Records drawn from a dataset
-=-=-=-=-
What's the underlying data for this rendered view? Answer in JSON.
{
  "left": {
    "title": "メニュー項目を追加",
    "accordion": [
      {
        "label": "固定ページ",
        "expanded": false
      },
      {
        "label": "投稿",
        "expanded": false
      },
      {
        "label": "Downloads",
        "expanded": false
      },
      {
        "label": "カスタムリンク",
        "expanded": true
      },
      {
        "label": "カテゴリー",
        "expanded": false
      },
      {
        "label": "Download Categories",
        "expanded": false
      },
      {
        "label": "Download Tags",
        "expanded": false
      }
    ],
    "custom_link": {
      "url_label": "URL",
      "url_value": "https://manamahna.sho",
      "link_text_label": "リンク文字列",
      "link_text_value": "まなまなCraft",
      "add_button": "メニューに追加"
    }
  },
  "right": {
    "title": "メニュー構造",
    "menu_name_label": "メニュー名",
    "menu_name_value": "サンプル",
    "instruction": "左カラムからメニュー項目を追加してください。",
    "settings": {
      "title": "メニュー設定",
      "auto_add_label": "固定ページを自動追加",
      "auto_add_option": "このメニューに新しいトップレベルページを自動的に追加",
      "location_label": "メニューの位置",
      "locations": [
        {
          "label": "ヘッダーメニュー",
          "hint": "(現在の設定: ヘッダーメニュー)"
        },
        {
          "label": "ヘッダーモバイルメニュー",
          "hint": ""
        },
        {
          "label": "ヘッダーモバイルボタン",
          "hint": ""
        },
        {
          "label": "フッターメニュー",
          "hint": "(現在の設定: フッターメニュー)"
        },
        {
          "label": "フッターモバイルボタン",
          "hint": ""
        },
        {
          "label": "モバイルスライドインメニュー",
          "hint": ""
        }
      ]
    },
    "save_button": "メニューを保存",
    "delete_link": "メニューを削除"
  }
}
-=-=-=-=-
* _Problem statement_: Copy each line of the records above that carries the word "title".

* _Response below_:
    "title": "メニュー項目を追加",
    "title": "メニュー構造",
      "title": "メニュー設定",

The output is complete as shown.